What else can you do with a very small child? If nothing else appeals, just talk. You’re doing far more good than you might expect.
According to a childhood language study from UNC’s FPG Child Development Institute, the language skills of three year-olds were examined. This study measured their verbal abilities in light of parent education, child care quality and finally, how the parents verbally interacted with them. The surprising finding was the impact of the father’s vocabulary on their language skills; two year-olds with fathers using a wider vocabulary scored significantly higher on tests given when they were three. This impact even outweighed the vocabulary of the mothers, who were found on tape to talk with them more frequently than the dads.
So what does this mean? Even at the earliest ages, talk to your child. Let her hear the rhythm of your speech and tone of your voice, and as she ages, expand the vocabulary. Describe things to her and talk to her about what she’s holding. Read to her – a lot – and even if she can’t yet speak, ask if she can point things out in the book.
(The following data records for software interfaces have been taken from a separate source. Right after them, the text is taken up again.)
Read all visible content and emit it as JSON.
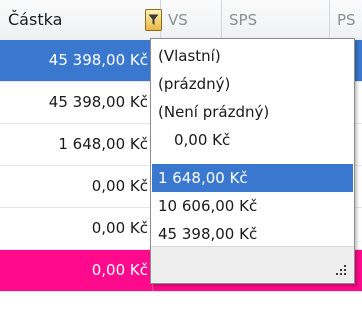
{
  "columns": {
    "castka": "Částka",
    "vs": "VS",
    "sps": "SPS",
    "ps": "PS"
  },
  "rows": [
    {
      "amount": "45 398,00 Kč",
      "state": "selected"
    },
    {
      "amount": "45 398,00 Kč",
      "state": "normal"
    },
    {
      "amount": "1 648,00 Kč",
      "state": "normal"
    },
    {
      "amount": "0,00 Kč",
      "state": "normal"
    },
    {
      "amount": "0,00 Kč",
      "state": "normal"
    },
    {
      "amount": "0,00 Kč",
      "state": "highlighted"
    }
  ],
  "filter_popup": {
    "items": [
      {
        "label": "(Vlastní)",
        "selected": false
      },
      {
        "label": "(prázdný)",
        "selected": false
      },
      {
        "label": "(Není prázdný)",
        "selected": false
      },
      {
        "label": "0,00 Kč",
        "selected": false
      },
      {
        "label": "1 648,00 Kč",
        "selected": true
      },
      {
        "label": "10 606,00 Kč",
        "selected": false
      },
      {
        "label": "45 398,00 Kč",
        "selected": false
      }
    ]
  },
  "icons": {
    "filter": "filter-funnel-icon",
    "resize": "resize-grip-icon"
  },
  "colors": {
    "selection": "#3a78cf",
    "highlight_row": "#ff0a8c",
    "filter_button": "#e9b642"
  }
}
When she’s started speaking, ask specific and simple questions (what’s floating in the sky?) and then ask more open-ended, general questions as she progresses (what does that cloud remind you of?). Just keep talking and working with her.
But remember, the key to the kingdom is a wider vocabulary. Save the different meanings of “dude” for your buddies.